[Supplied data]
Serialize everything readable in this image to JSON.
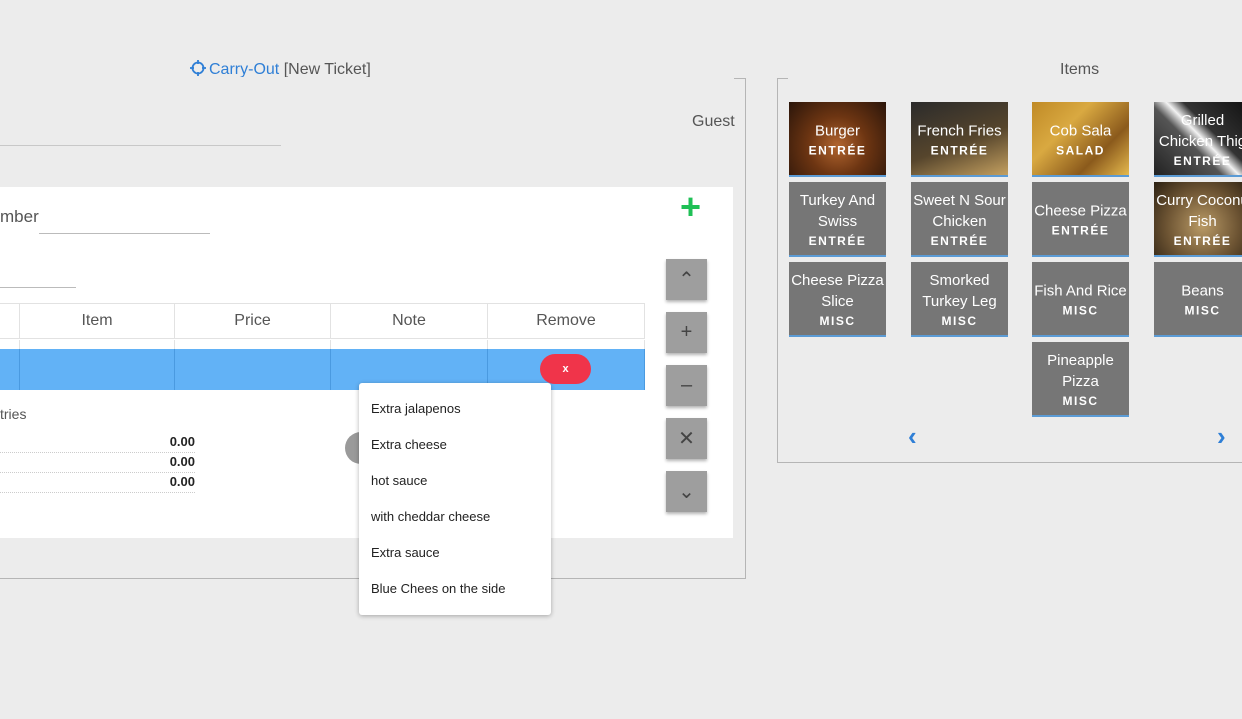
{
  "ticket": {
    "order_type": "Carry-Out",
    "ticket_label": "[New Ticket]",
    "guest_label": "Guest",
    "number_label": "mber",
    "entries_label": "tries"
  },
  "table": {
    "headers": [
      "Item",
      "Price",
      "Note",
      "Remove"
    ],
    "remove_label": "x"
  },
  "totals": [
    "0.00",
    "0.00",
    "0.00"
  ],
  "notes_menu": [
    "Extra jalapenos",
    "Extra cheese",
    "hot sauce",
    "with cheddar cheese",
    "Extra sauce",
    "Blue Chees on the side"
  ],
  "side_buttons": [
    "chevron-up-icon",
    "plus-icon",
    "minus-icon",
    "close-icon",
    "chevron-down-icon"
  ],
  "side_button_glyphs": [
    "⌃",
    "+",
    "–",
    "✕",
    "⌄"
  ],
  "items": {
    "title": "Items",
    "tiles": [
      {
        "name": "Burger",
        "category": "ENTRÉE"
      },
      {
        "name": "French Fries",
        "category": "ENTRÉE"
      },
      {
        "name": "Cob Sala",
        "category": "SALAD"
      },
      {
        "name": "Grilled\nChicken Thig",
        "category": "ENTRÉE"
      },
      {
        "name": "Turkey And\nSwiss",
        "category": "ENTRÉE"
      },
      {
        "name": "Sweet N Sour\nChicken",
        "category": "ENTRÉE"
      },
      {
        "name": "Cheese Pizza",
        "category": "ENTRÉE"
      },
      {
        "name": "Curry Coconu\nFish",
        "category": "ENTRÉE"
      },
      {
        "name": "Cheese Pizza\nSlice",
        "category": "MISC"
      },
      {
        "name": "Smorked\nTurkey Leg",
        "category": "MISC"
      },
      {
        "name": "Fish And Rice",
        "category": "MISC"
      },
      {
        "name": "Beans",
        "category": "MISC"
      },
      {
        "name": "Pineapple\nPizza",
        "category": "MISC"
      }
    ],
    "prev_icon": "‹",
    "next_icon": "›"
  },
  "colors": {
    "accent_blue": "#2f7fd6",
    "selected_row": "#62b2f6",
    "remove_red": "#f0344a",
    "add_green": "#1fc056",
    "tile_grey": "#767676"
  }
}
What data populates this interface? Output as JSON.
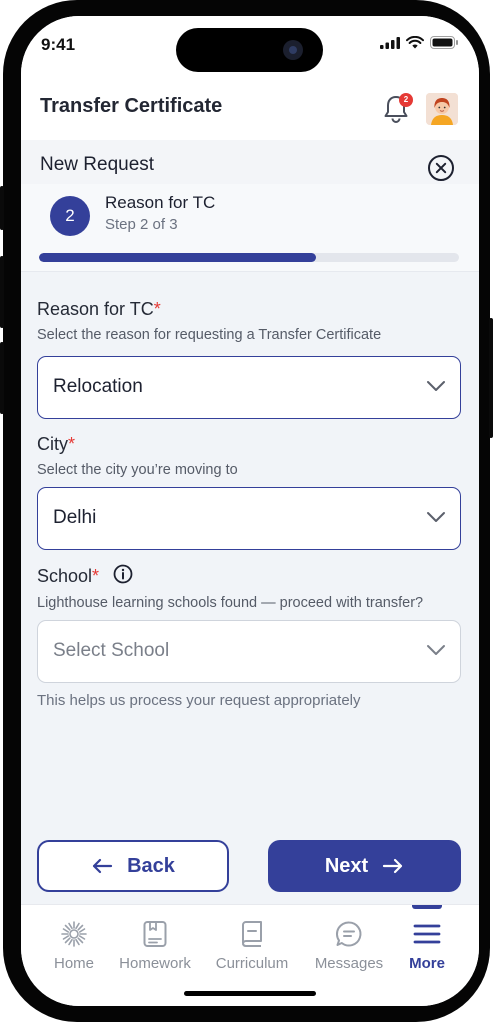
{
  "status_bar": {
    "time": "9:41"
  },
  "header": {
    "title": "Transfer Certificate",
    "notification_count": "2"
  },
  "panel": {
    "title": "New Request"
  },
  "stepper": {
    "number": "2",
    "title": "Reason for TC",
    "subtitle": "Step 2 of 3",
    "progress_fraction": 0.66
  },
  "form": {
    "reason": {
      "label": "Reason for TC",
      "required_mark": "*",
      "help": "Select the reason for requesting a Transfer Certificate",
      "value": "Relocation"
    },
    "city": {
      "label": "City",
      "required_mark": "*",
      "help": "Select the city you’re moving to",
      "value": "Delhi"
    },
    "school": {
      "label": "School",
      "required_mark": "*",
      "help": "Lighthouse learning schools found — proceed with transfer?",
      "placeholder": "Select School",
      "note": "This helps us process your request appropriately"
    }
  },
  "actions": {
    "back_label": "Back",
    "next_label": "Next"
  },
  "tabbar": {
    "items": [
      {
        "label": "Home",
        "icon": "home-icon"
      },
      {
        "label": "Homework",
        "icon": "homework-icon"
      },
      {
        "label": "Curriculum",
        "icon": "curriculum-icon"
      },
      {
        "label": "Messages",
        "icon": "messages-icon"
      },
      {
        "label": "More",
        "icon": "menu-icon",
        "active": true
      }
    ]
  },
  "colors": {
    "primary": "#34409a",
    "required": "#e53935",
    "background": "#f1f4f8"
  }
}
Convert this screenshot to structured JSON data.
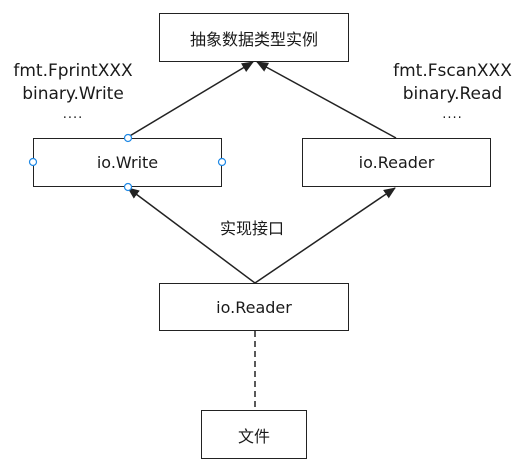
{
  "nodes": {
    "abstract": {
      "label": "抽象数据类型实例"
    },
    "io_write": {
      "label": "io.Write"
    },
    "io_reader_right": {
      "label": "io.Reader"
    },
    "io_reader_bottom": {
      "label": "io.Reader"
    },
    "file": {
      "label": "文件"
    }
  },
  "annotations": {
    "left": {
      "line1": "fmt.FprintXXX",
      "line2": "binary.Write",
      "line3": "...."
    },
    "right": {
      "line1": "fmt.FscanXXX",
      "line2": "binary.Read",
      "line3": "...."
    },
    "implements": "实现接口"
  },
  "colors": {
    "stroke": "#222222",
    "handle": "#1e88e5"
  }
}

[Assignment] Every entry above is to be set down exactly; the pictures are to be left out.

[Answer to this exercise]
Serialize everything readable in this image to JSON.
{
  "ticket": {
    "order_type": "Carry-Out",
    "ticket_label": "[New Ticket]",
    "guest_label": "Guest",
    "number_label": "mber",
    "entries_label": "tries"
  },
  "table": {
    "headers": [
      "Item",
      "Price",
      "Note",
      "Remove"
    ],
    "remove_label": "x"
  },
  "totals": [
    "0.00",
    "0.00",
    "0.00"
  ],
  "notes_menu": [
    "Extra jalapenos",
    "Extra cheese",
    "hot sauce",
    "with cheddar cheese",
    "Extra sauce",
    "Blue Chees on the side"
  ],
  "side_buttons": [
    "chevron-up-icon",
    "plus-icon",
    "minus-icon",
    "close-icon",
    "chevron-down-icon"
  ],
  "side_button_glyphs": [
    "⌃",
    "+",
    "–",
    "✕",
    "⌄"
  ],
  "items": {
    "title": "Items",
    "tiles": [
      {
        "name": "Burger",
        "category": "ENTRÉE"
      },
      {
        "name": "French Fries",
        "category": "ENTRÉE"
      },
      {
        "name": "Cob Sala",
        "category": "SALAD"
      },
      {
        "name": "Grilled\nChicken Thig",
        "category": "ENTRÉE"
      },
      {
        "name": "Turkey And\nSwiss",
        "category": "ENTRÉE"
      },
      {
        "name": "Sweet N Sour\nChicken",
        "category": "ENTRÉE"
      },
      {
        "name": "Cheese Pizza",
        "category": "ENTRÉE"
      },
      {
        "name": "Curry Coconu\nFish",
        "category": "ENTRÉE"
      },
      {
        "name": "Cheese Pizza\nSlice",
        "category": "MISC"
      },
      {
        "name": "Smorked\nTurkey Leg",
        "category": "MISC"
      },
      {
        "name": "Fish And Rice",
        "category": "MISC"
      },
      {
        "name": "Beans",
        "category": "MISC"
      },
      {
        "name": "Pineapple\nPizza",
        "category": "MISC"
      }
    ],
    "prev_icon": "‹",
    "next_icon": "›"
  },
  "colors": {
    "accent_blue": "#2f7fd6",
    "selected_row": "#62b2f6",
    "remove_red": "#f0344a",
    "add_green": "#1fc056",
    "tile_grey": "#767676"
  }
}
What data populates this interface? Output as JSON.
{
  "status_bar": {
    "time": "9:41"
  },
  "header": {
    "title": "Transfer Certificate",
    "notification_count": "2"
  },
  "panel": {
    "title": "New Request"
  },
  "stepper": {
    "number": "2",
    "title": "Reason for TC",
    "subtitle": "Step 2 of 3",
    "progress_fraction": 0.66
  },
  "form": {
    "reason": {
      "label": "Reason for TC",
      "required_mark": "*",
      "help": "Select the reason for requesting a Transfer Certificate",
      "value": "Relocation"
    },
    "city": {
      "label": "City",
      "required_mark": "*",
      "help": "Select the city you’re moving to",
      "value": "Delhi"
    },
    "school": {
      "label": "School",
      "required_mark": "*",
      "help": "Lighthouse learning schools found — proceed with transfer?",
      "placeholder": "Select School",
      "note": "This helps us process your request appropriately"
    }
  },
  "actions": {
    "back_label": "Back",
    "next_label": "Next"
  },
  "tabbar": {
    "items": [
      {
        "label": "Home",
        "icon": "home-icon"
      },
      {
        "label": "Homework",
        "icon": "homework-icon"
      },
      {
        "label": "Curriculum",
        "icon": "curriculum-icon"
      },
      {
        "label": "Messages",
        "icon": "messages-icon"
      },
      {
        "label": "More",
        "icon": "menu-icon",
        "active": true
      }
    ]
  },
  "colors": {
    "primary": "#34409a",
    "required": "#e53935",
    "background": "#f1f4f8"
  }
}
Convert this screenshot to structured JSON data.
{
  "nodes": {
    "abstract": {
      "label": "抽象数据类型实例"
    },
    "io_write": {
      "label": "io.Write"
    },
    "io_reader_right": {
      "label": "io.Reader"
    },
    "io_reader_bottom": {
      "label": "io.Reader"
    },
    "file": {
      "label": "文件"
    }
  },
  "annotations": {
    "left": {
      "line1": "fmt.FprintXXX",
      "line2": "binary.Write",
      "line3": "...."
    },
    "right": {
      "line1": "fmt.FscanXXX",
      "line2": "binary.Read",
      "line3": "...."
    },
    "implements": "实现接口"
  },
  "colors": {
    "stroke": "#222222",
    "handle": "#1e88e5"
  }
}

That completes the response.